The number of distinct mushroom species is a matter of debate — with estimates ranging from 30,000 to 1.5 million. What is not disputed, however, is the close relationship between mushrooms and humans, and the many benefits mushrooms can provide for overall health and wellness. Human culture has evolved with mushrooms and many societies have relied on mushrooms to provide a wholesome food source. Over thousands of years of trial and error, many cultures have also discovered health benefits associated with consuming mushrooms. These health benefits are almost as broad as those found in the plant kingdom and range from immune and respiratory support to promoting healthy liver and brain function. Societies soon discovered mushrooms can boost vitality, wellness, endurance and even sexual function. Today, more than fifty years of research has confirmed that mushrooms are indeed a unique class of natural therapeutics capable of addressing a wide range of health concerns.

Mushrooms and Humans
Mushrooms were long conceived to be members of the plant kingdom, but closer inspection revealed that they share more similarities with animals. Hence, they were assigned their own kingdom — the fungal kingdom. While plants manufacture their own food source from the sun (photosynthesis), mushrooms must find and absorb their food from their environment — just like humans! Mushrooms must also adapt to their environments and protect themselves. In doing so, they produce a large array of protective compounds designed to defend against any invaders — also like humans.  Incredibly, when humans consume these novel mushroom-derived compounds, our defenses against the environment are also enhanced.

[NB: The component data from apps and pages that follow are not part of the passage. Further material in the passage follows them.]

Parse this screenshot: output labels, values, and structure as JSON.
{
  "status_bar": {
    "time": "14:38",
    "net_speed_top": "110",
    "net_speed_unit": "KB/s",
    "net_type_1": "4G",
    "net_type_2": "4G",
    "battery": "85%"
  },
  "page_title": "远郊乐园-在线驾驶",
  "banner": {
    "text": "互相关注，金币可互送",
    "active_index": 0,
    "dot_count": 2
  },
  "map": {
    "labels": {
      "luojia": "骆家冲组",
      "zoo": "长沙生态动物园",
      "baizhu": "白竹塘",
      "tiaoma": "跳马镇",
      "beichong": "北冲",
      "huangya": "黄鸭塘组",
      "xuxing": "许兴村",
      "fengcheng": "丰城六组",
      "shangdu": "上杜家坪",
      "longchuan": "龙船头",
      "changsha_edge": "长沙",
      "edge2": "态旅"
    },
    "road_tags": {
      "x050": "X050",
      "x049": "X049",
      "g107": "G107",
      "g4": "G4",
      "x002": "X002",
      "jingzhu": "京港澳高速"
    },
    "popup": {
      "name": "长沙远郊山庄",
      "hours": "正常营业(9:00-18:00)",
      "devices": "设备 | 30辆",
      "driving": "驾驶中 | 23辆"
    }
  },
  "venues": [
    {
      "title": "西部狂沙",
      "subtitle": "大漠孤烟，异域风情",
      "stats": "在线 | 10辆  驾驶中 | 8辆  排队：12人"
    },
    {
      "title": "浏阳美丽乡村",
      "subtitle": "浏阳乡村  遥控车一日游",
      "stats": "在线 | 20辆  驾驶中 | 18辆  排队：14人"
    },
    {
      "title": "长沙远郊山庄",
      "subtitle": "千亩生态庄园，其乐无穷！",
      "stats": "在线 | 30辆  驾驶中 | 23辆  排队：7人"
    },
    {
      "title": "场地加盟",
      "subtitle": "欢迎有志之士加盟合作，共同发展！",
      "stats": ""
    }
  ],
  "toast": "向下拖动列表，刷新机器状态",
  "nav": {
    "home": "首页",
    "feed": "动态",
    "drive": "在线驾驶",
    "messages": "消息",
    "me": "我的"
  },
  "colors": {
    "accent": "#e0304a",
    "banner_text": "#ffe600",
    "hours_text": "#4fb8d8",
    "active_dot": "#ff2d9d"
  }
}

The Mushroom Life Cycle
The mushroom life cycle includes three distinct phases: mycelium, fruiting body, and spore. Mushrooms spend most of their life as mycelium, extracting nutrients from their environment and protecting themselves from invaders. Many beneficial compounds known as extracellular compounds are secreted by the mushroom during this critical life process. As the mushroom readies to reproduce, most species form a fruiting body — a structure most people would refer to as the actual “mushroom” since it’s the part of fungi most readily visible. Many species’ fully formed fruiting bodies end their life cycle with the rebirth of the mushroom — when spores are formed and released to begin the life cycle anew. Before being released, spores are equipped with their own arsenal of protective compounds and nutrients, which will allow them to survive harsh conditions and thrive in new environments.